By Muhamet Brajshori
Russia consistently opposes Kosovo’s international recognition and remains a major obstacle to UN membership, but Kosovo seeks ways to break the impasse and establish diplomatic relations, according to Kosovo analysts.
“Russia’s Kosovo policy is influenced by wider geo-strategic considerations rather than reality on the ground,” Kosovo Deputy Foreign Minister Petrit Selimi told SETimes.
Selimi explained that Russia is not against Kosovo’s independence but against the perceived unilateral proclamation of independence.
That position, however, dictates Russia’s actions. By preventing Kosovo’s international recognition, Russia’s policy aims to turn Kosovo into a state of “frozen conflict”, local analysts say.
“The goal is to … keep NATO blocked in Kosovo and in the Balkans so that it will not be engaged in the East and the Caucasus,” University of Pristina journalism department head Milazim Krasniqi told SETimes.
Russia has expressed particular interest in leading the anti-drug efforts in the Balkans, which would engage regional countries — except Kosovo — through formal agreements but cut off drug routes that go through Kosovo.
Another thorny issue is Russia’s refusal to recognise — or otherwise deal with — Kosovo passports.
Kosovo officials say they hope Russia will follow the example of over 50 counties which do not recognise Kosovo — including China — but accept its passports without assuming any political obligations.
“Russia will not do it without getting something in return from Pristina, like recognising Abkhazia’s passports,” Kosovo Centre for European Policy analyst Berat Krasniqi said.
Russia’s stand internationally seems to have also created difficulties at home.
“If Kosovo were a UN member, politicians would not focus [almost entirely] on recognition but more on domestic problems,” Berat Krasniqi told SETimes.
There are, however, unofficial contacts between Moscow and Pristina through Russia’s liaison office in Kosovo. The office is headed by a Russian diplomat — Andrey Shugurov — who was accredited in Belgrade.
“We keep the minimum communication necessary for regular exchange of information. These contacts are not called official by Russia, which reflects its position on Kosovo’s independent institutions,” Selimi said.
Kosovo has repeatedly tried to organise meetings between the two countries’ senior officials but without success.
“It is not easy because the Russians refuse to meet us publicly. … We hope that this year some communication bridge will be built,” Selimi said.
But Kosovo officials say Russian diplomats’ statements leave some room for interaction.
“Russian diplomacy … is looking carefully at the developments in the Balkans, especially Serbia’s behaviour. The Russians often say ‘we can’t be bigger Serbs than the Serbs’,” Selimi said.

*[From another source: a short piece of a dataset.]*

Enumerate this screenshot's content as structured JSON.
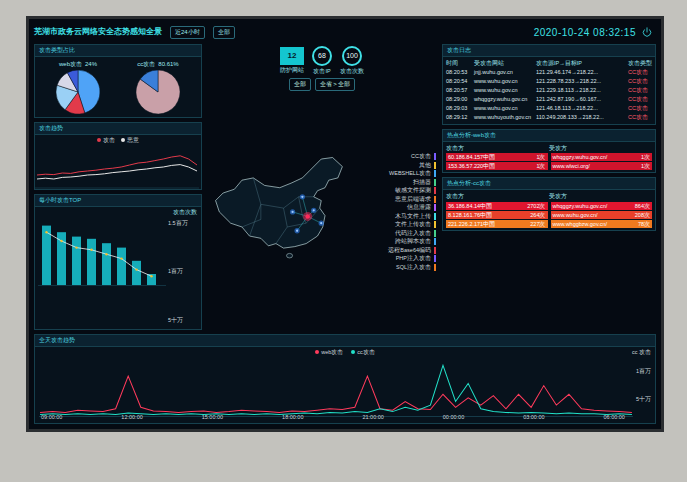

A major obstacle to establishing relations is Kosovo’s negative image in the Russian media, Albanologist Dimitry Chukov told SETimes.
“Kosovo does not have not a positive image mainly because (the media portrays) the Serbs living in ghettoes … and NATO helping Albanians displace the Serbs from Kosovo,” Chukov said.
The failure to properly protect Serbian Orthodox churches also plays a role in creating the negative image, he added.
Chukov explained that given the traditional support Serbia receives from the Kremlin, Duma, Russian Orthodox Church and academic circles, Russia may change its position on Kosovo only if Serbia does so.
“It is up to Belgrade regarding how Moscow will deal with Kosovo,” Chukov concluded.